The 510 to 530 nm range encompasses "true green."
Mounted in a TO38icut or TO56 package (these are quite small, with flange diameter of 3.8 mm) with integrated photodiode, these lasers have a typical divergence angle of 7° parallel and 22° perpendicular, small enough for circularization and collimation with relatively simple optics. This is an important property for micro-electro-mechanical systems (MEMS)-based projectors in which the color components per pixel result from the emission time of the laser diode, says OSRAM.
Existing small green-laser competition comes mainly in the form of frequency-doubled diode-pumped solid-state (DPSS) lasers of the form commonly found in the first green laser pointers. These lasers are relatively complicated, containing an infrared pump laser diode to pump the solid-state laser, and a nonlinear optical crystal to frequency double the resulting IR light into the green. In comparison, a direct-emission laser diode contains only—well, a direct-emission laser diode.
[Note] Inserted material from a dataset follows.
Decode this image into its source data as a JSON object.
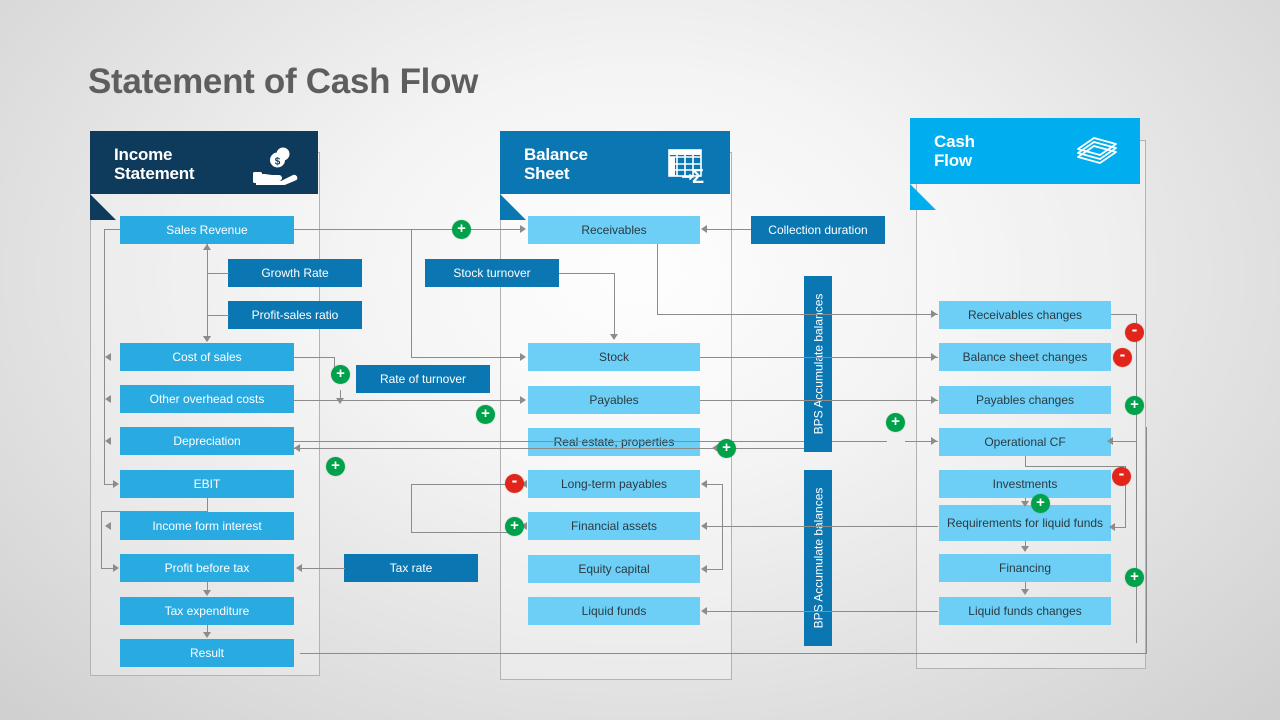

Two of OSRAM's green laser-diode models, PL 520B & PL 520, have slightly different wavelength ranges at power levels of 30 mW or 50 mW at 25°C. The single-mode PL 520 laser diode has an output wavelength of 515 to 530 nm, an optical output is 50 mW and an efficiency typically of 5% to 6% at present, says OSRAM. The lasers have an operating temperature range of up to 85° C without active cooling.
Direct-emission green laser diodes can help enable practical high-power embedded projectors and could lead to the end of frequency-doubled DPSS lasers in small projectors. The lasers are also useful for laser light shows, as their high beam quality enables extremely fine structures to be displayed at a considerable distance, says OSRAM. The projectors also benefit from the high thermal stability and small size of the laser diodes. When used in point- or line-projecting lasers used, for example, in distance meters by builders, farther distances are possible because green light is far more visible than red at the same optical power.
Source: OSRAM Opto Semiconductors